On Friday evening, March 2 2018, I was hit by a car while crossing the street. I know, I just dropped a bomb on ya. But, keep reading, because this post is heading in an unexpected direction. Now, one year later, I’m living a very different life and doing photoshoots in the middle of the street. Who woulda thought…
It was the first day of a big snowstorm and I was heading to an after-work yoga class before meeting up with a girlfriend for dinner. As a morning workout person, exercising after work was something I rarely did, especially on a Friday. I’d venture to say this was probably the first time I tasked myself with this activity. Plus, the yoga class was in Brooklyn, somewhere I rarely ever ventured for workouts. I got off the subway, threw on my massive fur lined hood to my jacket, and got walking to the studio. As I approached the final block, with the studio just across the street, I waited for the pedestrian sign to signal “walk”, looked both ways, and began crossing the street. One second I was halfway through the crossing path and the next I was on the ground looking up at a car’s head beams having no idea how I got there. While I was crossing the street, a car was driving down the parallel street and instead of continuing to go straight through his green light, he turned left and, without seeing me thanks to the snow, poor lighting, and the fact that I was in all black, didn’t stop until he struck my body. Fortunately for me, what ended up really helping my situation was that I had my headphones in and my hood on, unaware that the car had turned prior to hitting me. Personally, I believe if I hadn’t had these “blockers” of sorts, I would’ve turned towards the noise of the car and either been hit facing the car or tightened my body in preparation for the blow. Since I was unaware of the car approaching the light and then turning, it hit the side of my body while I was completely relaxed. Even though I flew onto the hood of the car and the onto the ground, my physical body was left pretty unharmed besides a few bruises here and there. My brain, however, was not as fortunate. Hitting my head on either side on both the car and the ground, I was left with a concussion.
Why I stopped obsessing over miles and learned to listen to & love my body
Growing up, I never thought twice about working out. That’s not because I wasn’t doing it (hell, I was exercising basically every day), but because I was constantly playing sports and getting in some form of “work out” on the field. Playing soccer and lacrosse my entire childhood, my nights after school and weekends were filled with about as many practices and games as a schedule could possibly permit. Fast forward to college, where I went to play Division 1 lacrosse: one of the best decisions I’ve ever made and something that has shaped my character today, but a signed contract to exert some type of physical activity just about every day for the next four years. Again, “working out” was never something I thought about. We had practice almost every day, games twice a week (while in season), and lifts and conditioning sessions on top of all of that. Was I consistently working out? Duh. I was in the best physical shape of my life. However, these practices and games provided me with something that I never realized until after graduation: there was no contemplation about what I should do for exercise, I just had to show up. I thoroughly enjoyed the sports I played, and therefore it never felt laborious or as if I was doing it to stay in shape.
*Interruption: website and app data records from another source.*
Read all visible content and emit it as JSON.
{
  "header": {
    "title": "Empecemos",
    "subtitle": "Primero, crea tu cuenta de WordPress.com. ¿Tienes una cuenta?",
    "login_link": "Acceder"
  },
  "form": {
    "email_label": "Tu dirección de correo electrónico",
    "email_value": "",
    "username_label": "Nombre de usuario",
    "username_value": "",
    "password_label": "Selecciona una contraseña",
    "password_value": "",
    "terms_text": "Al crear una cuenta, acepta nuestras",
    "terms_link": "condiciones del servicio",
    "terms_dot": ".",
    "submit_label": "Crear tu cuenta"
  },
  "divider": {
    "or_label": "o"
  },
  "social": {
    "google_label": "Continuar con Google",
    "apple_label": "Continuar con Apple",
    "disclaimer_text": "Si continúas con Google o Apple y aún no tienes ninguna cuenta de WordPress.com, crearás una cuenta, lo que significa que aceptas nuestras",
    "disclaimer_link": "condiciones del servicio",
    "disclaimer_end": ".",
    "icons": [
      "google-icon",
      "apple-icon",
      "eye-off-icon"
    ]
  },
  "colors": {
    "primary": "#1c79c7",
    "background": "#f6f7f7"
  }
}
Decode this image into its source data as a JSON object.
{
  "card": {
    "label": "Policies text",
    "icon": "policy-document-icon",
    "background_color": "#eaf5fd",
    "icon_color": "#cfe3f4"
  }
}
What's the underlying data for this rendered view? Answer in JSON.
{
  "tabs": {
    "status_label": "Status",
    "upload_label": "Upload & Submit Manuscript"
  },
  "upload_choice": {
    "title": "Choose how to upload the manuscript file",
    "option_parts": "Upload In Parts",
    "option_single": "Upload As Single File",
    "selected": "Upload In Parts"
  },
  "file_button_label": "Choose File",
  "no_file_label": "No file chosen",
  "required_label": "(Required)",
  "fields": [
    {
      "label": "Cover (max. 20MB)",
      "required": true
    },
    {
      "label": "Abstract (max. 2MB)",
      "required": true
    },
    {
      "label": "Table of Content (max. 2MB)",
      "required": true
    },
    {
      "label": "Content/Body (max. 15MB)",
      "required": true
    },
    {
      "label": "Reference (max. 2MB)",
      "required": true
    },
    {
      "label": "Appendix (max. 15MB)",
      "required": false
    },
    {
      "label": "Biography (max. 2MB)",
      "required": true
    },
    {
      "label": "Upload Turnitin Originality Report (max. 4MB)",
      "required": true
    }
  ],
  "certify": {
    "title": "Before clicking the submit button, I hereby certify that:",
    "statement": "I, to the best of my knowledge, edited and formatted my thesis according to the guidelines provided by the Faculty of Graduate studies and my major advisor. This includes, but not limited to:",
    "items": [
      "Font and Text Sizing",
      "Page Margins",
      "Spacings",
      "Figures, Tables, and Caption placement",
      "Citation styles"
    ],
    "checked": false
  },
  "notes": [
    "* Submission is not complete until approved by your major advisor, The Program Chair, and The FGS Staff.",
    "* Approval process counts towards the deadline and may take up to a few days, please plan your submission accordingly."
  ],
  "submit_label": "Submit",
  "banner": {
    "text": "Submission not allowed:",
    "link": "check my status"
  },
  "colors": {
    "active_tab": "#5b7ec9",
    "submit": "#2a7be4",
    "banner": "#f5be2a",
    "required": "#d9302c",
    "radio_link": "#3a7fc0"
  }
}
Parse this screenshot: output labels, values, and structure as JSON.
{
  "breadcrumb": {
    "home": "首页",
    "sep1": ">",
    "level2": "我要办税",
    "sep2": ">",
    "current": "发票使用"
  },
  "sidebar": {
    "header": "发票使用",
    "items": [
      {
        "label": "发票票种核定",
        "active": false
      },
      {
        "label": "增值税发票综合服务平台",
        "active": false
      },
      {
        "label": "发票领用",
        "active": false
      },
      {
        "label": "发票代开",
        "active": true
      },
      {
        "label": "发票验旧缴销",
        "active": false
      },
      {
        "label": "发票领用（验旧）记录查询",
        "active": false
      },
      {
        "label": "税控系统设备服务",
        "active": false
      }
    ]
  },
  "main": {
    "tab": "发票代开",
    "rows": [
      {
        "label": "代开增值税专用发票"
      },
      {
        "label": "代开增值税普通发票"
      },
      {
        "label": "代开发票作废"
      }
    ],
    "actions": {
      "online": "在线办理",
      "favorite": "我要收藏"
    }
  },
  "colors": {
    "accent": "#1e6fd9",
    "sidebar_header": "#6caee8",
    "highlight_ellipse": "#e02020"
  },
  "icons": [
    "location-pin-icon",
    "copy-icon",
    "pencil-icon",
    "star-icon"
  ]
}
In collaboration with Sweats & Balances
This post is in response to @sweatsandbalances’s question of what the term “balance” means to me. Check out the piece on their site also!
In today’s world, where the health & wellness movement has taken the forefront of attention, it is nearly impossible to read an article or listen to a podcast without hearing the trigger-word “balance”. It is sometimes being used as a filler to umbrella describe feelings, emotions, or situations that one struggles to fully explain. Some may use the term balance to describe having a kale smoothie for breakfast and a cheeseburger for lunch, or to kick ass in Soul Cycle class one day and then veg out on the couch the next. The term has almost become a noun we use to justify our actions; “hey, it’s all about balance, right?”